▶ **REQUIRED WORK**: The word to look for is "will". Report every line of the entries below that has it.

START RECORDED DATA

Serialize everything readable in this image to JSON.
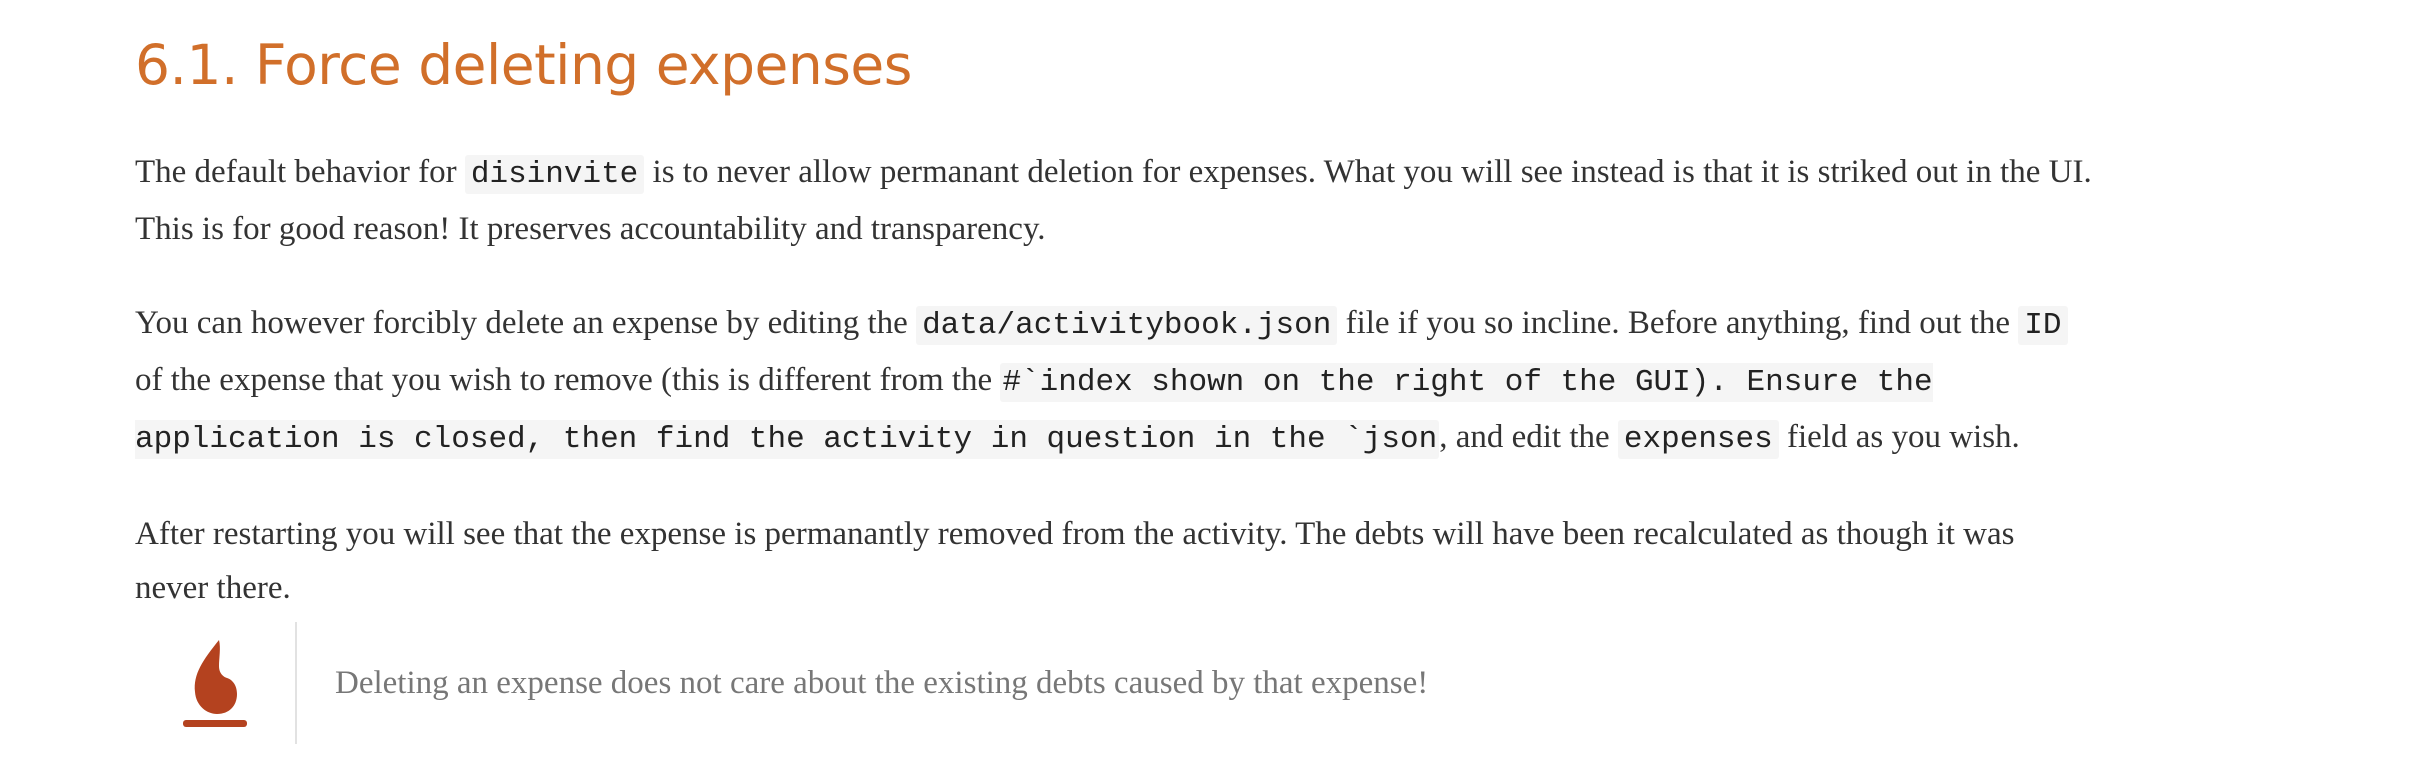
{
  "section": {
    "title": "6.1. Force deleting expenses"
  },
  "paragraph1": {
    "part1": "The default behavior for ",
    "code1": "disinvite",
    "part2": " is to never allow permanant deletion for expenses. What you will see instead is that it is striked out in the UI. This is for good reason! It preserves accountability and transparency."
  },
  "paragraph2": {
    "part1": "You can however forcibly delete an expense by editing the ",
    "code1": "data/activitybook.json",
    "part2": " file if you so incline. Before anything, find out the ",
    "code2": "ID",
    "part3": " of the expense that you wish to remove (this is different from the ",
    "code3": "#`index shown on the right of the GUI). Ensure the application is closed, then find the activity in question in the `json",
    "part4": ", and edit the ",
    "code4": "expenses",
    "part5": " field as you wish."
  },
  "paragraph3": {
    "text": "After restarting you will see that the expense is permanantly removed from the activity. The debts will have been recalculated as though it was never there."
  },
  "admonition": {
    "icon": "flame-icon",
    "icon_color": "#b4421f",
    "text": "Deleting an expense does not care about the existing debts caused by that expense!"
  },
  "colors": {
    "heading": "#d16f2a",
    "body_text": "#333333",
    "note_text": "#777777",
    "code_background": "#f5f5f5"
  }
}
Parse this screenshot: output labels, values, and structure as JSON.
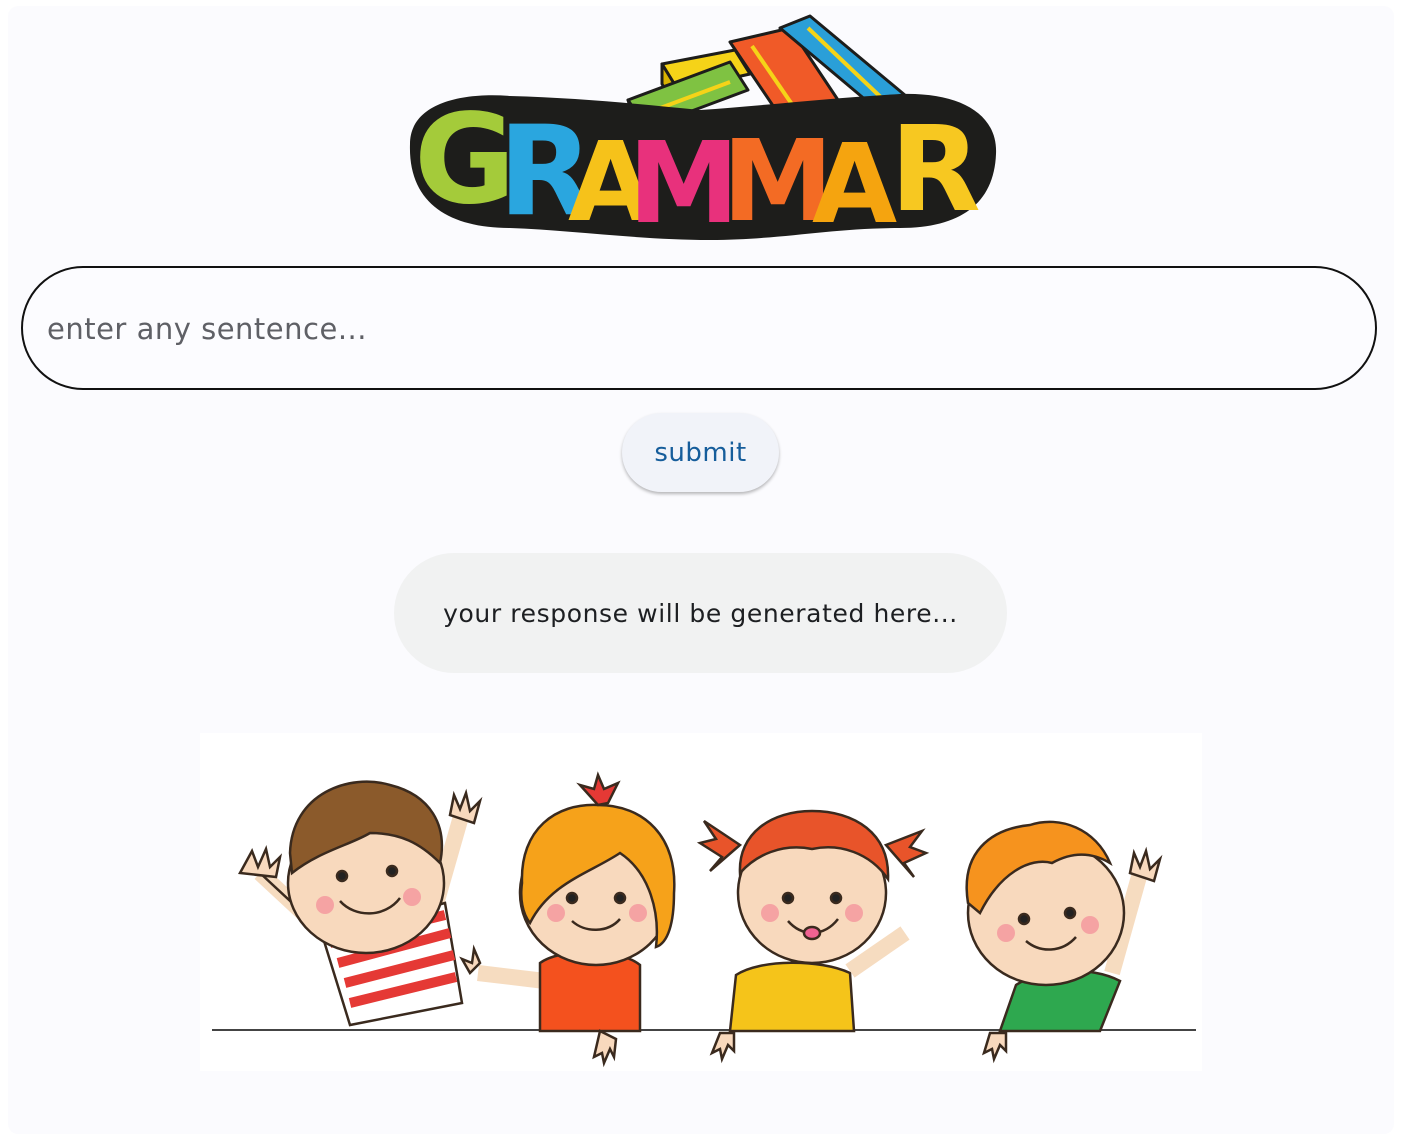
{
  "logo": {
    "text": "GRAMMAR",
    "letters": [
      "G",
      "R",
      "A",
      "M",
      "M",
      "A",
      "R"
    ],
    "letter_colors": [
      "#a4cb3a",
      "#2aa6df",
      "#f6c21a",
      "#e8317c",
      "#f36b24",
      "#f5a40f",
      "#f7c821"
    ],
    "outline_color": "#1d1d1b",
    "book_colors": [
      "#f5d318",
      "#7fc242",
      "#f05a28",
      "#2a9fd8"
    ]
  },
  "search": {
    "placeholder": "enter any sentence...",
    "value": ""
  },
  "submit": {
    "label": "submit"
  },
  "response": {
    "text": "your response will be generated here..."
  },
  "illustration": {
    "icon": "waving-kids-illustration"
  },
  "colors": {
    "accent_text": "#165d9b",
    "input_border": "#111111",
    "response_bg": "#f1f2f2"
  }
}
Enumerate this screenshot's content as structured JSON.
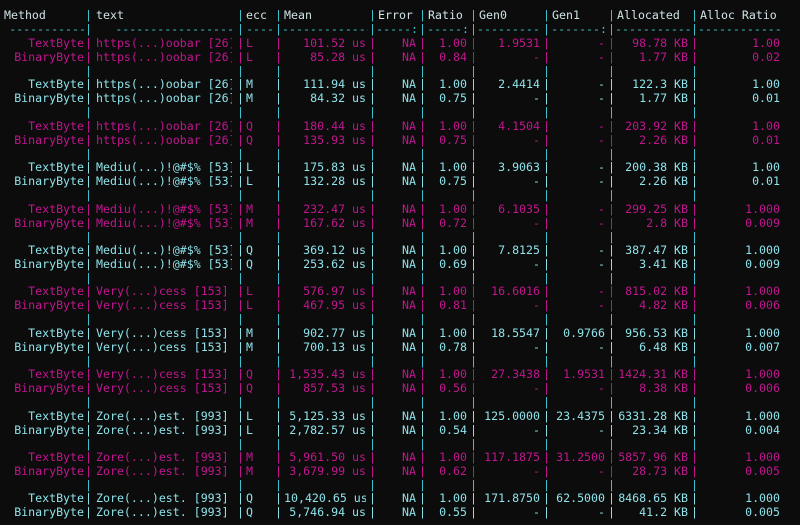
{
  "colors": {
    "background": "#0c0c0c",
    "cyan": "#8fe3ea",
    "magenta": "#c0168e",
    "separator": "#3fc5d0",
    "header": "#cfe3e6"
  },
  "header": [
    "Method",
    "text",
    "ecc",
    "Mean",
    "Error",
    "Ratio",
    "Gen0",
    "Gen1",
    "Allocated",
    "Alloc Ratio"
  ],
  "divider": [
    "-----------",
    "-----------------",
    "----",
    "-------------:",
    "-----:",
    "-----:",
    "---------:",
    "-------:",
    "-----------:",
    "------------:"
  ],
  "groups": [
    {
      "color": "magenta",
      "rows": [
        [
          "TextByte",
          "https(...)oobar [26]",
          "L",
          "101.52 us",
          "NA",
          "1.00",
          "1.9531",
          "-",
          "98.78 KB",
          "1.00"
        ],
        [
          "BinaryByte",
          "https(...)oobar [26]",
          "L",
          "85.28 us",
          "NA",
          "0.84",
          "-",
          "-",
          "1.77 KB",
          "0.02"
        ]
      ]
    },
    {
      "color": "cyan",
      "rows": [
        [
          "TextByte",
          "https(...)oobar [26]",
          "M",
          "111.94 us",
          "NA",
          "1.00",
          "2.4414",
          "-",
          "122.3 KB",
          "1.00"
        ],
        [
          "BinaryByte",
          "https(...)oobar [26]",
          "M",
          "84.32 us",
          "NA",
          "0.75",
          "-",
          "-",
          "1.77 KB",
          "0.01"
        ]
      ]
    },
    {
      "color": "magenta",
      "rows": [
        [
          "TextByte",
          "https(...)oobar [26]",
          "Q",
          "180.44 us",
          "NA",
          "1.00",
          "4.1504",
          "-",
          "203.92 KB",
          "1.00"
        ],
        [
          "BinaryByte",
          "https(...)oobar [26]",
          "Q",
          "135.93 us",
          "NA",
          "0.75",
          "-",
          "-",
          "2.26 KB",
          "0.01"
        ]
      ]
    },
    {
      "color": "cyan",
      "rows": [
        [
          "TextByte",
          "Mediu(...)!@#$% [53]",
          "L",
          "175.83 us",
          "NA",
          "1.00",
          "3.9063",
          "-",
          "200.38 KB",
          "1.00"
        ],
        [
          "BinaryByte",
          "Mediu(...)!@#$% [53]",
          "L",
          "132.28 us",
          "NA",
          "0.75",
          "-",
          "-",
          "2.26 KB",
          "0.01"
        ]
      ]
    },
    {
      "color": "magenta",
      "rows": [
        [
          "TextByte",
          "Mediu(...)!@#$% [53]",
          "M",
          "232.47 us",
          "NA",
          "1.00",
          "6.1035",
          "-",
          "299.25 KB",
          "1.000"
        ],
        [
          "BinaryByte",
          "Mediu(...)!@#$% [53]",
          "M",
          "167.62 us",
          "NA",
          "0.72",
          "-",
          "-",
          "2.8 KB",
          "0.009"
        ]
      ]
    },
    {
      "color": "cyan",
      "rows": [
        [
          "TextByte",
          "Mediu(...)!@#$% [53]",
          "Q",
          "369.12 us",
          "NA",
          "1.00",
          "7.8125",
          "-",
          "387.47 KB",
          "1.000"
        ],
        [
          "BinaryByte",
          "Mediu(...)!@#$% [53]",
          "Q",
          "253.62 us",
          "NA",
          "0.69",
          "-",
          "-",
          "3.41 KB",
          "0.009"
        ]
      ]
    },
    {
      "color": "magenta",
      "rows": [
        [
          "TextByte",
          "Very(...)cess [153]",
          "L",
          "576.97 us",
          "NA",
          "1.00",
          "16.6016",
          "-",
          "815.02 KB",
          "1.000"
        ],
        [
          "BinaryByte",
          "Very(...)cess [153]",
          "L",
          "467.95 us",
          "NA",
          "0.81",
          "-",
          "-",
          "4.82 KB",
          "0.006"
        ]
      ]
    },
    {
      "color": "cyan",
      "rows": [
        [
          "TextByte",
          "Very(...)cess [153]",
          "M",
          "902.77 us",
          "NA",
          "1.00",
          "18.5547",
          "0.9766",
          "956.53 KB",
          "1.000"
        ],
        [
          "BinaryByte",
          "Very(...)cess [153]",
          "M",
          "700.13 us",
          "NA",
          "0.78",
          "-",
          "-",
          "6.48 KB",
          "0.007"
        ]
      ]
    },
    {
      "color": "magenta",
      "rows": [
        [
          "TextByte",
          "Very(...)cess [153]",
          "Q",
          "1,535.43 us",
          "NA",
          "1.00",
          "27.3438",
          "1.9531",
          "1424.31 KB",
          "1.000"
        ],
        [
          "BinaryByte",
          "Very(...)cess [153]",
          "Q",
          "857.53 us",
          "NA",
          "0.56",
          "-",
          "-",
          "8.38 KB",
          "0.006"
        ]
      ]
    },
    {
      "color": "cyan",
      "rows": [
        [
          "TextByte",
          "Zore(...)est. [993]",
          "L",
          "5,125.33 us",
          "NA",
          "1.00",
          "125.0000",
          "23.4375",
          "6331.28 KB",
          "1.000"
        ],
        [
          "BinaryByte",
          "Zore(...)est. [993]",
          "L",
          "2,782.57 us",
          "NA",
          "0.54",
          "-",
          "-",
          "23.34 KB",
          "0.004"
        ]
      ]
    },
    {
      "color": "magenta",
      "rows": [
        [
          "TextByte",
          "Zore(...)est. [993]",
          "M",
          "5,961.50 us",
          "NA",
          "1.00",
          "117.1875",
          "31.2500",
          "5857.96 KB",
          "1.000"
        ],
        [
          "BinaryByte",
          "Zore(...)est. [993]",
          "M",
          "3,679.99 us",
          "NA",
          "0.62",
          "-",
          "-",
          "28.73 KB",
          "0.005"
        ]
      ]
    },
    {
      "color": "cyan",
      "rows": [
        [
          "TextByte",
          "Zore(...)est. [993]",
          "Q",
          "10,420.65 us",
          "NA",
          "1.00",
          "171.8750",
          "62.5000",
          "8468.65 KB",
          "1.000"
        ],
        [
          "BinaryByte",
          "Zore(...)est. [993]",
          "Q",
          "5,746.94 us",
          "NA",
          "0.55",
          "-",
          "-",
          "41.2 KB",
          "0.005"
        ]
      ]
    }
  ]
}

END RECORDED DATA

▶ **RESPONSE TO THE TASK**:
    "part2": " is to never allow permanant deletion for expenses. What you will see instead is that it is striked out in the UI. This is for good reason! It preserves accountability and transparency."
    "text": "After restarting you will see that the expense is permanantly removed from the activity. The debts will have been recalculated as though it was never there."
    "text": "your response will be generated here..."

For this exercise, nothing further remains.